The sad thing about our government is that it is creating budget deficits to finance recurrent expenditure, crowding out borrowers who want to finance the real economy. It is a shame that the bulk of loans (24,15%) lent by our banks is for household consumption while agriculture gets 18,56%.
It shows that there is little confidence in the security of tenure in our agricultural sector. This does not augur well for reviving agriculture.
The elephant in the room is our politics. Rehabilitation of our local politics is the single most important lever for reviving our real economy. The dreams that our politicians have for reviving the economy are commendable but affordable funding is the prerequisite to a tangible economic recovery, not mega-deal announcements unsupported by real action on the ground.
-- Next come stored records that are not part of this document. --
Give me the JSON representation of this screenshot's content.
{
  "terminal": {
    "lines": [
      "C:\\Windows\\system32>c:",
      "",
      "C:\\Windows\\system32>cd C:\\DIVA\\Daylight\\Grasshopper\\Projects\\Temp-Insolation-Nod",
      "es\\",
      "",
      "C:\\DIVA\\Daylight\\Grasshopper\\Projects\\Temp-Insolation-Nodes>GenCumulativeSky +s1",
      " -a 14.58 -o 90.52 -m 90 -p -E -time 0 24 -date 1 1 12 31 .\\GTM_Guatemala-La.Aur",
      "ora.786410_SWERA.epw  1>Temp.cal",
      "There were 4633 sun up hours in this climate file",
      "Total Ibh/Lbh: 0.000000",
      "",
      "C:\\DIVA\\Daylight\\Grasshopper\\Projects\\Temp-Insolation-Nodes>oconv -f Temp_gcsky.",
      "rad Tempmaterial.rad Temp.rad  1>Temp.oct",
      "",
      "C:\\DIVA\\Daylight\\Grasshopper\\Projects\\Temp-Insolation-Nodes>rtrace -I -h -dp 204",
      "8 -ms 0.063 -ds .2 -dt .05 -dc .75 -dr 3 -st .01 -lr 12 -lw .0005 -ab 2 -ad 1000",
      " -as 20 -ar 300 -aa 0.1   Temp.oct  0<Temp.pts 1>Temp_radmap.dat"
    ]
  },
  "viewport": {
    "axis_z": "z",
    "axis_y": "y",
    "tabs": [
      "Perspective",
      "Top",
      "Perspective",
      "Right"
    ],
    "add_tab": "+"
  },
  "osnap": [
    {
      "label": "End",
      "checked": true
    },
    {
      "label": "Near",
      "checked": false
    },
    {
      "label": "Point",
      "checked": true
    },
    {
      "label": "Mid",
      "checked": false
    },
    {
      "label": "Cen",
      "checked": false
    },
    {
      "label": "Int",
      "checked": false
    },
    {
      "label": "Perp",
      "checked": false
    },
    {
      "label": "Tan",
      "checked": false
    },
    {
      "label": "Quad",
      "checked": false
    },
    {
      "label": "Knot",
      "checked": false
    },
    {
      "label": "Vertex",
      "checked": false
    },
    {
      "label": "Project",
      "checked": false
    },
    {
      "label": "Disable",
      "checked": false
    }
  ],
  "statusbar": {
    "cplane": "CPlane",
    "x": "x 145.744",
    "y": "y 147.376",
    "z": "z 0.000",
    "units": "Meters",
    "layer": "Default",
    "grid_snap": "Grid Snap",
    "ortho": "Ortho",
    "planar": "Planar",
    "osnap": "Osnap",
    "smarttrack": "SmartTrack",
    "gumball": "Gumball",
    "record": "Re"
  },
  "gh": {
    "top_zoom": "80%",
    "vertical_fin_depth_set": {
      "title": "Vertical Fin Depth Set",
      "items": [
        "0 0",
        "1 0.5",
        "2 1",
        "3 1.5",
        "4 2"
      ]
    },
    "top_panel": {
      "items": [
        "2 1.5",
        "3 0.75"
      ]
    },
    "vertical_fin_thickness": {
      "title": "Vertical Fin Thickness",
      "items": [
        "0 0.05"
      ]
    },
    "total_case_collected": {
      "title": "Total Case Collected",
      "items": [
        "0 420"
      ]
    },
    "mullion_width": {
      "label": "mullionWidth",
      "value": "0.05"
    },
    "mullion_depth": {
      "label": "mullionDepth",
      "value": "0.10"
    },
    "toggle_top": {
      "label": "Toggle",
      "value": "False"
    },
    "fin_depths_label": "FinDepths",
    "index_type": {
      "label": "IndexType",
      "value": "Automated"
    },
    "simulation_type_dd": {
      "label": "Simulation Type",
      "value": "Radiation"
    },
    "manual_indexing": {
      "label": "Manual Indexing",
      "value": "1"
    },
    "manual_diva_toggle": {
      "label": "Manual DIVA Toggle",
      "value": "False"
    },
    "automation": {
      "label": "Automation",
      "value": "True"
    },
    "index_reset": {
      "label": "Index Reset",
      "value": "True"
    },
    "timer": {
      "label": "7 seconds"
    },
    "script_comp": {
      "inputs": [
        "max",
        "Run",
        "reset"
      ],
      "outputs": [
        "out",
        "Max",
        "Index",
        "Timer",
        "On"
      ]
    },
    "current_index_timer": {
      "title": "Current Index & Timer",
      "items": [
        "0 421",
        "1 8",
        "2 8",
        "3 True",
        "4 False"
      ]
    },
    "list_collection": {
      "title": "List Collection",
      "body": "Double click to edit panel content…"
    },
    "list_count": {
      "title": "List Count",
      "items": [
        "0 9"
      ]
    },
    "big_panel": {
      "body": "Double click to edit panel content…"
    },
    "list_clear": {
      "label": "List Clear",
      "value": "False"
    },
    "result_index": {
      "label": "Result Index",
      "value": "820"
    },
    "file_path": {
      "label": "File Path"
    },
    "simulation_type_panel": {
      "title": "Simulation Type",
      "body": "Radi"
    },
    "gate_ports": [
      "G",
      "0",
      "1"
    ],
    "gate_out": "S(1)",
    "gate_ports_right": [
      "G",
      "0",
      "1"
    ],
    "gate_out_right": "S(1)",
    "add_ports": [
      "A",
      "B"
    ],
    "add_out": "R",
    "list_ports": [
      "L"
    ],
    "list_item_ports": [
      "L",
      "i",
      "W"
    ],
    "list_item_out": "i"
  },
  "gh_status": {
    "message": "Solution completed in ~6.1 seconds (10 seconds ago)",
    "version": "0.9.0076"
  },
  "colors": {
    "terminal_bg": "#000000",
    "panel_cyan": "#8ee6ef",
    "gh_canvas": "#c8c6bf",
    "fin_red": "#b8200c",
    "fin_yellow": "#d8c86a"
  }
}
Plans to increase area under irrigated agriculture from about 174 00ha to 350 000 hectares is a step in the right direction. This needs massive funding. Energy investments are critical to reducing both the electricity import bill and whittling down the cost of power to local producers.
The refurbishment of Hwange Power Station to add another 600 megawatts to the national grid through a US$1,5 billion loan from China is a sign of green shoots. The recent commissioning of the refurbished 300-megawatt Kariba power-generation plant is commendable.
What we need are new power-generation projects. New power projects are needed. The Batoka hydro-electric power joint venture with Zambia is a good dream. The Lisulu coal-to-fuel project is another good dream as it will ensure self-sufficiency in fertilisers and fuel.
All these dreams can come to fruition if a credible and competent government comes to power after credible elections.
The reduced country risk will unlock several sources of affordable funding to increase the competitiveness of our local products, raising the prospect of competing successfully in the export markets for manufactured goods, especially foodstuffs.
A credible and competent government is the first and major step in creating the conditions for the growth of the real economy, setting the stage for a successful re-introduction of a local currency. That will take time, arguably, at five years from now. The restoration of trust will not be overnight.
Chulu is a management consultant and a classic grounded theory researcher who has published research in an academic peer-reviewed international journal. — email@example.com